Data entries
○ ○ ○ ○ ○ ○ ○
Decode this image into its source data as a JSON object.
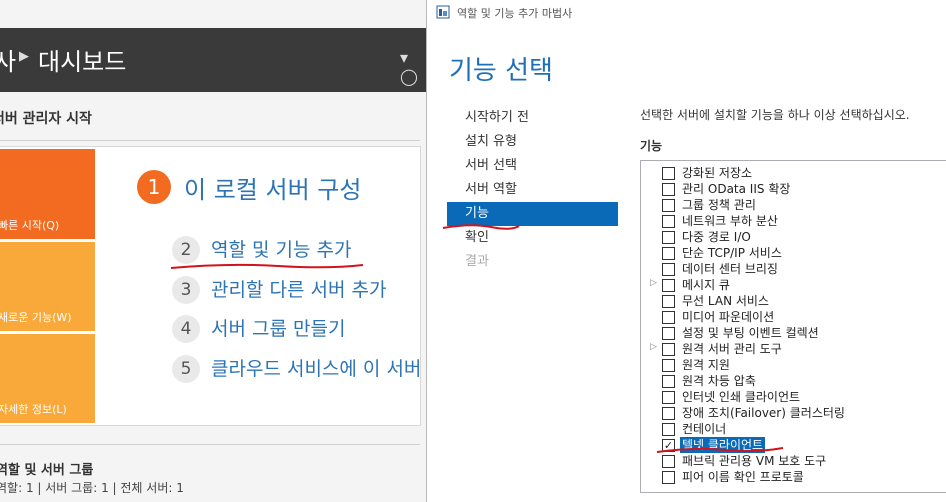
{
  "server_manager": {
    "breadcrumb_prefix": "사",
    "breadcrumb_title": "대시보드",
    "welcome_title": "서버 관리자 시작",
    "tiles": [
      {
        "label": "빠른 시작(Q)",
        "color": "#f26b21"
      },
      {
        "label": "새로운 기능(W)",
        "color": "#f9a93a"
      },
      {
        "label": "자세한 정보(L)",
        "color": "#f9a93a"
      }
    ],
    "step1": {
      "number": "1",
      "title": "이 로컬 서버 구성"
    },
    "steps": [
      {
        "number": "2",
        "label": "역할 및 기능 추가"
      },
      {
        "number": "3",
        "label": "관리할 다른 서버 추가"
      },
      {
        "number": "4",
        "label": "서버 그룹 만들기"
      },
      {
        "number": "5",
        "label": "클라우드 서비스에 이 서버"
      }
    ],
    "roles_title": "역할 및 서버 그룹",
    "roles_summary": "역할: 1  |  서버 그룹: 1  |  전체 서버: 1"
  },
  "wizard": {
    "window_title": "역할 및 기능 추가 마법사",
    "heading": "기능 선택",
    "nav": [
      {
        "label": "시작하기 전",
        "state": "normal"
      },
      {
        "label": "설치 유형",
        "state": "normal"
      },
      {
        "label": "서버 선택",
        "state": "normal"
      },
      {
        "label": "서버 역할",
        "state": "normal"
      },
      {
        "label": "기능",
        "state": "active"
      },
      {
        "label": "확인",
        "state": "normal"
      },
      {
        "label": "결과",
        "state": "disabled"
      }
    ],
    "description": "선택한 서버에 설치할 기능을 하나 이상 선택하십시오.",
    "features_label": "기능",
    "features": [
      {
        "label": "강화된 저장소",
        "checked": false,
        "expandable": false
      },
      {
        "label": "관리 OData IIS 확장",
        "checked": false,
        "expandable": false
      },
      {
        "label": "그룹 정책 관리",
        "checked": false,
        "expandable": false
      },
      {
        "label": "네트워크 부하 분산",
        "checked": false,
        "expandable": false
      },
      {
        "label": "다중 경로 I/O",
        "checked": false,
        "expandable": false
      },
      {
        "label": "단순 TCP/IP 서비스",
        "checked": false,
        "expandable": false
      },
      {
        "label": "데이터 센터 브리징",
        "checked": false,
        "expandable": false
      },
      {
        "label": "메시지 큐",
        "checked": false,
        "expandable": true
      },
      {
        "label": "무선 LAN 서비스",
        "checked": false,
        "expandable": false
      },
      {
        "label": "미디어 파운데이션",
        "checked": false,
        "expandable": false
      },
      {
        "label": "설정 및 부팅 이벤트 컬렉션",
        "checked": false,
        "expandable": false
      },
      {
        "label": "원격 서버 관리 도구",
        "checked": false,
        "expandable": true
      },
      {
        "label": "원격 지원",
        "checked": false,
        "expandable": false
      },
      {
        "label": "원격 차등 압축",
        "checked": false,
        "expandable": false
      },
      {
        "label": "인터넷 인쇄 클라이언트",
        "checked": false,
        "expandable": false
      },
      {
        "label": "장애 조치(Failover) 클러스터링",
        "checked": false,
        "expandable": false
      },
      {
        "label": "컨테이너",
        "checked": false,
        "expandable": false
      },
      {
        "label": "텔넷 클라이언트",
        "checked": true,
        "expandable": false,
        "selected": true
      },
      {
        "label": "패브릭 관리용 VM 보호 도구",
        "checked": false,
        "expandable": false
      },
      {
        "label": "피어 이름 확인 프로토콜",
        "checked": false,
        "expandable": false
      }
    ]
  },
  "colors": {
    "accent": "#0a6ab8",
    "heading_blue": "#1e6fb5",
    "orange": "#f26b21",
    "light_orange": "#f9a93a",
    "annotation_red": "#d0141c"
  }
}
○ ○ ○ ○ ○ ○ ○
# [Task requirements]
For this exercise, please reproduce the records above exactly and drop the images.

# [Finished task]
Decode this image into its source data as a JSON object.
{
  "server_manager": {
    "breadcrumb_prefix": "사",
    "breadcrumb_title": "대시보드",
    "welcome_title": "서버 관리자 시작",
    "tiles": [
      {
        "label": "빠른 시작(Q)",
        "color": "#f26b21"
      },
      {
        "label": "새로운 기능(W)",
        "color": "#f9a93a"
      },
      {
        "label": "자세한 정보(L)",
        "color": "#f9a93a"
      }
    ],
    "step1": {
      "number": "1",
      "title": "이 로컬 서버 구성"
    },
    "steps": [
      {
        "number": "2",
        "label": "역할 및 기능 추가"
      },
      {
        "number": "3",
        "label": "관리할 다른 서버 추가"
      },
      {
        "number": "4",
        "label": "서버 그룹 만들기"
      },
      {
        "number": "5",
        "label": "클라우드 서비스에 이 서버"
      }
    ],
    "roles_title": "역할 및 서버 그룹",
    "roles_summary": "역할: 1  |  서버 그룹: 1  |  전체 서버: 1"
  },
  "wizard": {
    "window_title": "역할 및 기능 추가 마법사",
    "heading": "기능 선택",
    "nav": [
      {
        "label": "시작하기 전",
        "state": "normal"
      },
      {
        "label": "설치 유형",
        "state": "normal"
      },
      {
        "label": "서버 선택",
        "state": "normal"
      },
      {
        "label": "서버 역할",
        "state": "normal"
      },
      {
        "label": "기능",
        "state": "active"
      },
      {
        "label": "확인",
        "state": "normal"
      },
      {
        "label": "결과",
        "state": "disabled"
      }
    ],
    "description": "선택한 서버에 설치할 기능을 하나 이상 선택하십시오.",
    "features_label": "기능",
    "features": [
      {
        "label": "강화된 저장소",
        "checked": false,
        "expandable": false
      },
      {
        "label": "관리 OData IIS 확장",
        "checked": false,
        "expandable": false
      },
      {
        "label": "그룹 정책 관리",
        "checked": false,
        "expandable": false
      },
      {
        "label": "네트워크 부하 분산",
        "checked": false,
        "expandable": false
      },
      {
        "label": "다중 경로 I/O",
        "checked": false,
        "expandable": false
      },
      {
        "label": "단순 TCP/IP 서비스",
        "checked": false,
        "expandable": false
      },
      {
        "label": "데이터 센터 브리징",
        "checked": false,
        "expandable": false
      },
      {
        "label": "메시지 큐",
        "checked": false,
        "expandable": true
      },
      {
        "label": "무선 LAN 서비스",
        "checked": false,
        "expandable": false
      },
      {
        "label": "미디어 파운데이션",
        "checked": false,
        "expandable": false
      },
      {
        "label": "설정 및 부팅 이벤트 컬렉션",
        "checked": false,
        "expandable": false
      },
      {
        "label": "원격 서버 관리 도구",
        "checked": false,
        "expandable": true
      },
      {
        "label": "원격 지원",
        "checked": false,
        "expandable": false
      },
      {
        "label": "원격 차등 압축",
        "checked": false,
        "expandable": false
      },
      {
        "label": "인터넷 인쇄 클라이언트",
        "checked": false,
        "expandable": false
      },
      {
        "label": "장애 조치(Failover) 클러스터링",
        "checked": false,
        "expandable": false
      },
      {
        "label": "컨테이너",
        "checked": false,
        "expandable": false
      },
      {
        "label": "텔넷 클라이언트",
        "checked": true,
        "expandable": false,
        "selected": true
      },
      {
        "label": "패브릭 관리용 VM 보호 도구",
        "checked": false,
        "expandable": false
      },
      {
        "label": "피어 이름 확인 프로토콜",
        "checked": false,
        "expandable": false
      }
    ]
  },
  "colors": {
    "accent": "#0a6ab8",
    "heading_blue": "#1e6fb5",
    "orange": "#f26b21",
    "light_orange": "#f9a93a",
    "annotation_red": "#d0141c"
  }
}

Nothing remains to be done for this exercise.